Rice cooker on steroids: that’s what comes to mind when considering the multifaceted uses for Tim3 Machin3. The 900 watt heating element is 250 watts more than the average rice cooker, so it can cook faster. The inner pot is manufactured thicker than that average pot, and coated with a long-lasting non-stick spray so rice doesn’t stick to the bottom or burn. A detachable cord means easier storage, but may get lost amongst loads of other kitchen accessories. Besides rice, Tim3 Machin3 also cooks quinoa, oatmeal, yogurt, and can even multitask by cooking rice and steaming veggies and fish at the same time.
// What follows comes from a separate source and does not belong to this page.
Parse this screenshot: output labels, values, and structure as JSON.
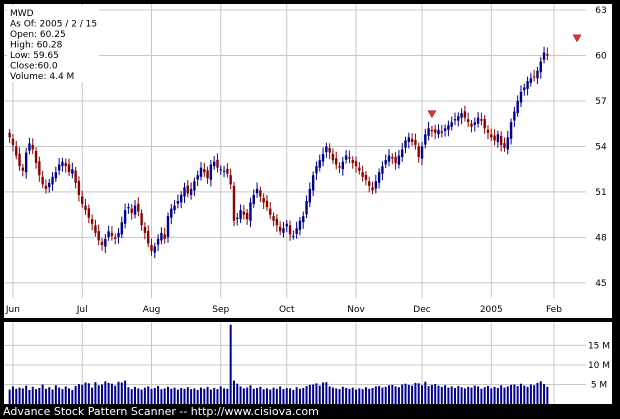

Perhaps the best feature of this product is that it can be programmed to cook oatmeal and other foods the night before so that they’re instantly ready to eat in the morning. This campaign seeks to raise $10,000 by December 10, 2014. Early bird backers get one product for $58, with an expected delivery of December 2014.

Connected Objects Cooking

Ricewise is the connected rice cooker of your sushi-making dreams

Most everyone can agree that there’s really nothing like a freshly cooked, warm bowl of rice. Unfortunately, with our lives as rushed as they are, we sometimes can’t find the time to clean and cook the rice, leaving us to confide in the powers of a rice cooker. A staple in many kitchens for over 50 years, rice cookers are always useful, but haven’t really caught up to our modern age quite yet.

Enter Ricewise, the connected rice cooker you send a text to. You don’t send it to have a chat, though: a text message starts the process of cooking rice stored in its three kilogram chamber. With the capacity to also hold five liters of water, Ricewise can cook rice for up to 18 people without having to add anything else, leaving you to worry about everything else. If it is low on either rice or water, it will also remind you to refill it too. Interested backers will have to possibly consider charging for meals: the Ricewise’s campaign price is $492, saving $457 off the final retail price. If enough people can stomach that price without seeing a prototype, the company’s $25,000 goal should be piece of rice cake.